Cranky Teacher’s post reminded me to check in on the teacher contract negotiations, and I can attest to the accuracy of his statement (not that I ever doubted it).
The school district did, earlier this month, present salary cuts and reduced “prep” time for teachers as one way to cut the budget by $23 million, said OUSD spokesman Troy Flint. And, I should note, the three-year budget projections presented last week by CFO Leon Glaster included no changes to the salary schedule.
That’s a far cry from the 20 percent raises proposed by the teacher’s union. Here’s an excerpt from bargaining update sent out to teachers late last week:
The SA team presented its proposal including these blockbusters:
• “Rolling back” salaries and possibly freezing positions on the salary schedule.
• Allowing site administrators at secondary schools the “flexibility” to assign teachers six teaching periods per day—a 20% increase in workload
• Providing elementary teachers with only one—unstaffed—prep per week, and eliminating staffed prep.
School board members appear to differ on the role they should play in these inevitably tense negotiations. President David Kakishiba says that once the board regains authority over staffing (probably in early April, when an agreement with the state superintendent is signed), it has the responsibility to “get in there and engage.”
“I don’t want the state to negotiate a third contract.

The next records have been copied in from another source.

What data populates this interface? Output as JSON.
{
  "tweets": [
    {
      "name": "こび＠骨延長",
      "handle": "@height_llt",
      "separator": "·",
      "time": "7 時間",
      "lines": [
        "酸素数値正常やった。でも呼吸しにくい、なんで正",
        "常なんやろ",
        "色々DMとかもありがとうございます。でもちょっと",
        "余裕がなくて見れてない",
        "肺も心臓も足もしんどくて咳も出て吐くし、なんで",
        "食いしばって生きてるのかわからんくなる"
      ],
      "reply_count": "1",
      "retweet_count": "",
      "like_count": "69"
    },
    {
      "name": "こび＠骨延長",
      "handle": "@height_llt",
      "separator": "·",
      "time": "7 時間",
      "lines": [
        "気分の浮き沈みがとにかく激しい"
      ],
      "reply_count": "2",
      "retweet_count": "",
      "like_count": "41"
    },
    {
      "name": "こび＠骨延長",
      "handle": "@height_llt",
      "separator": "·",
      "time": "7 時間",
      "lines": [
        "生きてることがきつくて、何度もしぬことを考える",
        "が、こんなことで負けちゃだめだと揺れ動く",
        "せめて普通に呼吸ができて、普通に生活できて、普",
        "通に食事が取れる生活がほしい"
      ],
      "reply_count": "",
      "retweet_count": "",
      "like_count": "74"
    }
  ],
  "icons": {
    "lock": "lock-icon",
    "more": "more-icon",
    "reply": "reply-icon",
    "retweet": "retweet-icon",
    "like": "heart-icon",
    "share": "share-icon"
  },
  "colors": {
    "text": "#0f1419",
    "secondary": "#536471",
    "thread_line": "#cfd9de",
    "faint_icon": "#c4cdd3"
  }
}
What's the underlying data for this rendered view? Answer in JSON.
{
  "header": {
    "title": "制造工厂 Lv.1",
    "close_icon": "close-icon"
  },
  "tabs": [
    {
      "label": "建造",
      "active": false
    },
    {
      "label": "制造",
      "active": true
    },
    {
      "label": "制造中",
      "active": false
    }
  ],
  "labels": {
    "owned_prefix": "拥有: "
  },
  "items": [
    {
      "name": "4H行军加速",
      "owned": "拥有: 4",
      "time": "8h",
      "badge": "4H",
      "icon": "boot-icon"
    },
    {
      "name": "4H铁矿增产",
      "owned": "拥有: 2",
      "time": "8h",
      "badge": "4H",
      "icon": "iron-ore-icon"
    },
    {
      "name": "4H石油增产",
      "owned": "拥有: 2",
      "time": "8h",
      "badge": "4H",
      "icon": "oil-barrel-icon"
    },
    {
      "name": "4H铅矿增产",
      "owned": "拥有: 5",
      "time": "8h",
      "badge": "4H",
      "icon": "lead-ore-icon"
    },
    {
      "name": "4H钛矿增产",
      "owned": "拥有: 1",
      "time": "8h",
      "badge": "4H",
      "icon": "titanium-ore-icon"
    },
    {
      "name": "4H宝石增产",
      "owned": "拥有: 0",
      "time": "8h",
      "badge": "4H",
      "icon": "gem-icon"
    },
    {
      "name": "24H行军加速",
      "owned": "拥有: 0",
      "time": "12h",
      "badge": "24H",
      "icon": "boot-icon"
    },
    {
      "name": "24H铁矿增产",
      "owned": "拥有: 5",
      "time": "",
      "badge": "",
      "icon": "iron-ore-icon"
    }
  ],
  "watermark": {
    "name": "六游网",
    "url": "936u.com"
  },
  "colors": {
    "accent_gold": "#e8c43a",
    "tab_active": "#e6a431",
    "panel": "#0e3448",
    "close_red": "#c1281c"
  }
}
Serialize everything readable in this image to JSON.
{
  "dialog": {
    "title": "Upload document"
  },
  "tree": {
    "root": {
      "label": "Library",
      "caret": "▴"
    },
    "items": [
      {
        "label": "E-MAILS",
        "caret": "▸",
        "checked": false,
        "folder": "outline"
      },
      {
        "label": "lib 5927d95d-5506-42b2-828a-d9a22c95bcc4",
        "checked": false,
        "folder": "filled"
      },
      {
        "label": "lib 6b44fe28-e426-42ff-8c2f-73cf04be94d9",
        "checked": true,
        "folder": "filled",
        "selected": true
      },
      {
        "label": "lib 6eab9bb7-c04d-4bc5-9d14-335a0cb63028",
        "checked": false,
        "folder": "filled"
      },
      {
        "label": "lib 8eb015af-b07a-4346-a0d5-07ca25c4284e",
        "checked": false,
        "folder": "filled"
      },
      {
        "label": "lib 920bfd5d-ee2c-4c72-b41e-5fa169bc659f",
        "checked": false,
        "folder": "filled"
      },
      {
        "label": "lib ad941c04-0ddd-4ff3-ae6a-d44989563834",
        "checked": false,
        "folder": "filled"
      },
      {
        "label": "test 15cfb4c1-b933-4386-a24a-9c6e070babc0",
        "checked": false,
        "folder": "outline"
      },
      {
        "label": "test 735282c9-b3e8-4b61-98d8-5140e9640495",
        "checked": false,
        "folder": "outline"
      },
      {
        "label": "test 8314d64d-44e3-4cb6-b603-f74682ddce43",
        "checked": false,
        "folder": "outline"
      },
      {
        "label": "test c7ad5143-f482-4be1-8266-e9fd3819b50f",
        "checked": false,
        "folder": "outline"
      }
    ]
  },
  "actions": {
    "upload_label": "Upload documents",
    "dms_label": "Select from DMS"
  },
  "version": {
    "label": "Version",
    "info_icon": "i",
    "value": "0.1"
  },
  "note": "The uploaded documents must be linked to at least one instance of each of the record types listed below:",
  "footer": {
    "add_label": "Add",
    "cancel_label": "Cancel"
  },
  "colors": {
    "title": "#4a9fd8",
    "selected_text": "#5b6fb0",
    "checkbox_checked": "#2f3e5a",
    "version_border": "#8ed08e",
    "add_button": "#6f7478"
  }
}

That’s ridiculous,” Kakishiba said.
Noel Gallo, on the other hand, says he wants little to do with the bargaining. “For us to walk into a contentious negotiation — considering the financial condition the district is in and the budget cuts, and considering what we don’t know — would be the absolute wrong thing to do.”
Interestingly enough, union leadership — who have clamored for “local control” at every other turn — seem to want the board to stay out of it, as well.
“We are taking the approach that we’re negotiating with the state,” said Betty Olson-Jones, president of the Oakland teacher’s union.